If there is anything I've been known to find, it's a community. When I was in college, I would find my way to campus organizations. Whether I would stay a few month or the entire school year, each organization gave me a space of support, accountability and laughter. After graduation, it was a bit harder to find these spaces. As a writer, you sit in your room or maybe a coffee shop alone. You write, you edit, you think: alone. So much of it is alone, so when I find the groups of people I have to appreciate them.
During this time with the Black Lives Matter and CO-VID, I have realized that I have been depending on my tribes. Being a Black woman writer is challenging, but with the support of my communities, I am succeeding, and hopefully I helping them to do the same. We rise together! I didn't always have these spaces. In fact, it wasn't until three years ago that I started finding my adult writers tribes. Rec Room Writers, several writer friends, and a group of Black women writers are my own writers rooms. Each serving a different purpose in my journey and helping me build professionally and personally.

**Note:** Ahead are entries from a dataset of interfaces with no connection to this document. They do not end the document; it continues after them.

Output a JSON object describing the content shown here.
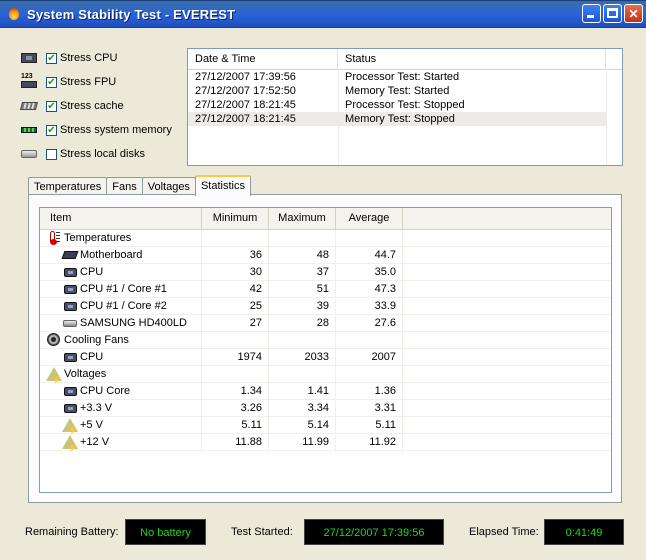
{
  "window": {
    "title": "System Stability Test - EVEREST",
    "icon": "flame-icon"
  },
  "options": [
    {
      "label": "Stress CPU",
      "checked": true,
      "icon": "cpu-icon"
    },
    {
      "label": "Stress FPU",
      "checked": true,
      "icon": "fpu-icon"
    },
    {
      "label": "Stress cache",
      "checked": true,
      "icon": "cache-icon"
    },
    {
      "label": "Stress system memory",
      "checked": true,
      "icon": "memory-icon"
    },
    {
      "label": "Stress local disks",
      "checked": false,
      "icon": "disk-icon"
    }
  ],
  "log": {
    "columns": [
      "Date & Time",
      "Status"
    ],
    "rows": [
      {
        "time": "27/12/2007 17:39:56",
        "status": "Processor Test: Started"
      },
      {
        "time": "27/12/2007 17:52:50",
        "status": "Memory Test: Started"
      },
      {
        "time": "27/12/2007 18:21:45",
        "status": "Processor Test: Stopped"
      },
      {
        "time": "27/12/2007 18:21:45",
        "status": "Memory Test: Stopped"
      }
    ]
  },
  "tabs": [
    "Temperatures",
    "Fans",
    "Voltages",
    "Statistics"
  ],
  "active_tab": "Statistics",
  "stats": {
    "columns": [
      "Item",
      "Minimum",
      "Maximum",
      "Average"
    ],
    "rows": [
      {
        "item": "Temperatures",
        "min": "",
        "max": "",
        "avg": "",
        "group": true,
        "icon": "thermometer-icon"
      },
      {
        "item": "Motherboard",
        "min": "36",
        "max": "48",
        "avg": "44.7",
        "group": false,
        "icon": "motherboard-icon"
      },
      {
        "item": "CPU",
        "min": "30",
        "max": "37",
        "avg": "35.0",
        "group": false,
        "icon": "cpu-icon"
      },
      {
        "item": "CPU #1 / Core #1",
        "min": "42",
        "max": "51",
        "avg": "47.3",
        "group": false,
        "icon": "cpu-icon"
      },
      {
        "item": "CPU #1 / Core #2",
        "min": "25",
        "max": "39",
        "avg": "33.9",
        "group": false,
        "icon": "cpu-icon"
      },
      {
        "item": "SAMSUNG HD400LD",
        "min": "27",
        "max": "28",
        "avg": "27.6",
        "group": false,
        "icon": "hard-disk-icon"
      },
      {
        "item": "Cooling Fans",
        "min": "",
        "max": "",
        "avg": "",
        "group": true,
        "icon": "fan-icon"
      },
      {
        "item": "CPU",
        "min": "1974",
        "max": "2033",
        "avg": "2007",
        "group": false,
        "icon": "cpu-icon"
      },
      {
        "item": "Voltages",
        "min": "",
        "max": "",
        "avg": "",
        "group": true,
        "icon": "voltage-icon"
      },
      {
        "item": "CPU Core",
        "min": "1.34",
        "max": "1.41",
        "avg": "1.36",
        "group": false,
        "icon": "cpu-icon"
      },
      {
        "item": "+3.3 V",
        "min": "3.26",
        "max": "3.34",
        "avg": "3.31",
        "group": false,
        "icon": "cpu-icon"
      },
      {
        "item": "+5 V",
        "min": "5.11",
        "max": "5.14",
        "avg": "5.11",
        "group": false,
        "icon": "voltage-icon"
      },
      {
        "item": "+12 V",
        "min": "11.88",
        "max": "11.99",
        "avg": "11.92",
        "group": false,
        "icon": "voltage-icon"
      }
    ]
  },
  "status": {
    "battery_label": "Remaining Battery:",
    "battery_value": "No battery",
    "started_label": "Test Started:",
    "started_value": "27/12/2007 17:39:56",
    "elapsed_label": "Elapsed Time:",
    "elapsed_value": "0:41:49",
    "led_color": "#21d421"
  }
}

Writing with Friends
This group kept me reminded of the joy of writing and reading. Writing is an adventure and I should always treat it that way.
Many of my early writing groups started with friends. One group (Sophia, Elizabeth and Nick), pre-Co-Vid, would meet at the local coffee shop and write for a few hours every week. We now write online, but boy, do I miss our coffee shop kikis. In between our over-priced ice-lattes and pastries, we would chat about what we were working on, and life. This group kept me reminded of the joy of writing and reading. It was an adventure and I should always treat it that way. I also write with a friend, fellow writer and actress Nicklette Izuegbu (you should check out her youtube channel!). She reminds me to be about my business. A talented artist herself, Nicklette pushes me to not only write but to set goals for the future. What's the point of dreaming and not making those dream happen?I also have my friend Raymond Perez who gives the most detailed and honest feedback. Writing with him is like a master class in the execution of a great story! All of these people I knew as friends, but through writing, we became family. When you are looking for you writers tribe, start in your own friend groups.

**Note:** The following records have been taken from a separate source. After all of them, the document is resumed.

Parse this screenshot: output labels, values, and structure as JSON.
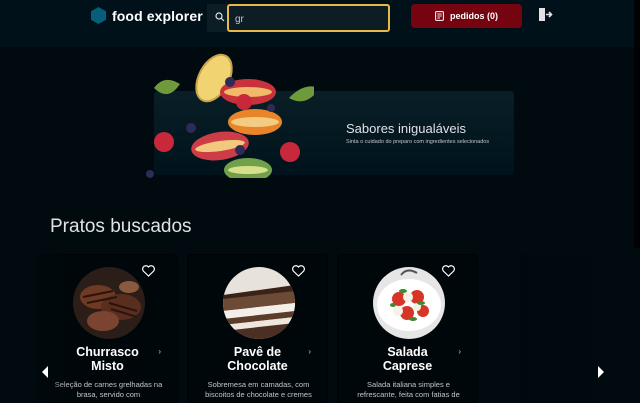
{
  "header": {
    "brand": "food explorer",
    "brand_icon": "hexagon-logo-icon",
    "search": {
      "value": "gr",
      "placeholder": ""
    },
    "orders_label": "pedidos (0)",
    "colors": {
      "accent": "#e8b84a",
      "orders_bg": "#750310",
      "brand": "#065e7c"
    }
  },
  "banner": {
    "title": "Sabores inigualáveis",
    "subtitle": "Sinta o cuidado do preparo com ingredientes selecionados"
  },
  "results": {
    "title": "Pratos buscados",
    "cards": [
      {
        "name_line1": "Churrasco",
        "name_line2": "Misto",
        "description": "Seleção de carnes grelhadas na brasa, servido com"
      },
      {
        "name_line1": "Pavê de",
        "name_line2": "Chocolate",
        "description": "Sobremesa em camadas, com biscoitos de chocolate e cremes"
      },
      {
        "name_line1": "Salada",
        "name_line2": "Caprese",
        "description": "Salada italiana simples e refrescante, feita com fatias de"
      }
    ]
  }
}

Writing with Professionals
As I became more involved with various theater scenes, I met more people. People who had similar visions and goals. One of my goals was to connect with other Black women who had similar goals. I tried to start that group, but I didn't dedicate much time to it. Then, I connected with an artist from a screenwriters group that I'd go to periodically, and she connected me with four other Black women writers in the Houston area. We eventually began meeting periodically to check in with each other. From the first meeting, I loved them! It's more of a community-support-each-other-champion-our-work type of deal. Each of these women motivates me. I initially thought this would be more a a turn in pages group, but it turns out that this dynamic works. When you are searching for your space, don't rule out spaces that look different than what you think you want.
Writing with Theatre Organizations
Each one of us comes from a different walk of life, but the way that we support and lift each other up is something magical.
I found myself staring at an application for the Rec Writers Room. It was an awesome opportunity to be in community with 9 other writers and workshop a play in conjunction with Rec Room Theater. It was a dream. I applied and put my all into it. When I got accepted, I could not stop smiling. Finally Houston had a writer's room, I was going to be apart of the first one. I went to the meeting bright-eyed and bushy-tailed. Everything for me in this career is still exciting. I hope it continues to be that way. I left with 9 other amazing writers who have laughed with me, and understand my frustration when it comes to birthing a new play. It's a process. I don't think that space would have been created if we had not come open, and be vulnerable and honest with each other. For this, I am grateful. Each one of us comes from a different walk of life, but the way that we support and lift each other up is something magical. I wouldn't have had this opportunity had I not applied. When you see these opportunities for writers groups APPLY!
Finding a writers tribe is worth it.
In each of these experiences, I grow as a writer and as a person. I get the chance to meet an connect with beautiful people of different backgrounds and walks of life. We start as strangers and emerge as as a writer's family. Writing can be a lonely feat, but it doesn't have to be. Whether you find your writers tribe with impromptu writing sessions with friends, formal meetings with organizations or community kiki's with arts professionals, your writers home should be a space that you feel challenged, safe and encouraged. Most importantly, it needs to be somewhere you grow and help others do the same. If you don't find your writers tribe today, you will find it tomorrow. Keep seeking, remain humble and open.
On that note, I leave you with the song "Tribe" by Jidenna.
Jelisa Jay Robinson
I'm a playwright, and teaching artist. It is here where you'll see my questions and musings on life and writing, theater and the world. My posts highlight my writing process, the inclusion of Black voices in the American Theatre and updates on my own work. I hope you enjoy!